Phosphorite or P2O5 is common as a thin crust on the continental shelf and banks where the depth is < 1,000m. They seem to be related to upwelling areas

Glauconite is a greenish silicate hydrate and includes potassium, magnesium and iron. It may form by submarine weathering of biotite. It is usually found to depths of 2500m, but is more common on topographic highs near the coastline. When it is abundant, the sediments are referred to as green sands or green muds.

Carbonates of nonbiogenous origin are rare, but are found in the Bahama Banks. More about carbonate equilibrium in the chemical section.

Extraterrestrial

About 10,000 to 100,000 tons of meteorites and cosmic dust fall on the earth's surface everyday - can be found everywhere

Distribution of marine sediments - This diagram show general sediment distribution patterns. Clays are typical of abyssal plain regions, calcareous oozes are found in the remainder of the bottom fom low to mid- latitudes and siliceous oozes are found in high latitudes.

Even in the deep sea, sediments can be disturbed by physical or biological processes. Resuspension of the fine-grained sediments causes a near-bottom turbid layer called the nepheloid layer. On the sediments surface, burrows can ofter be seen. They represent the presence of borrowing organisms which mix the top several centimeters of the sediments, a process called bioturbation.
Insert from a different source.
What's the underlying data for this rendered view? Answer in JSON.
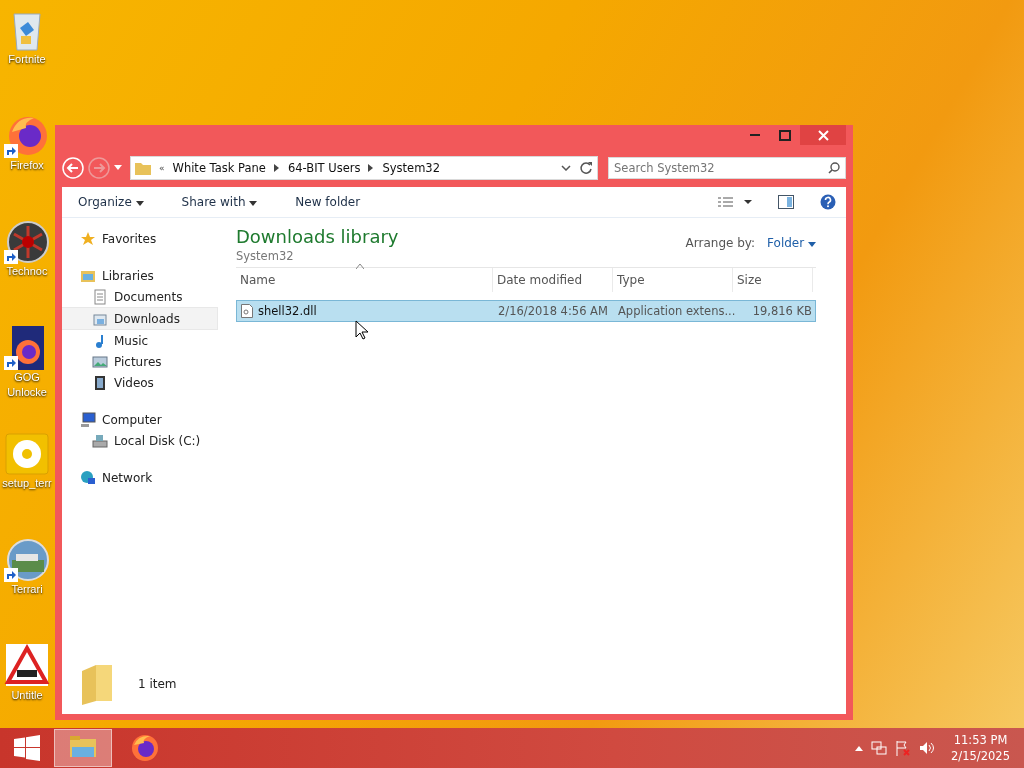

This chart shows a global view of sediment thickness, regardless of its origin. You can see the thicker sediments in the shelf regions as opposed to the relatively thin cover on most of the deep sea floor.

5. Coastlines and coastal processes

River of Sand film - sediment transport, changing beaches, longshore currents, effects of man-made structures, rip currents, wave refraction

Important Terms: particle sources, bioturbation, extraterrestrial, terrigenous, biogenous, authigenic, manganese nodule, nepheloid layer, calcareous oozes, siliceous oozes, radiolarians, foraminifera, diatoms, coccolithophores, turbidites, rafting, glaciated continental shelves, Hjulstrom curve, piston core, seismic profiling, bottom grab, box corer, sediment traps

 

Top of Page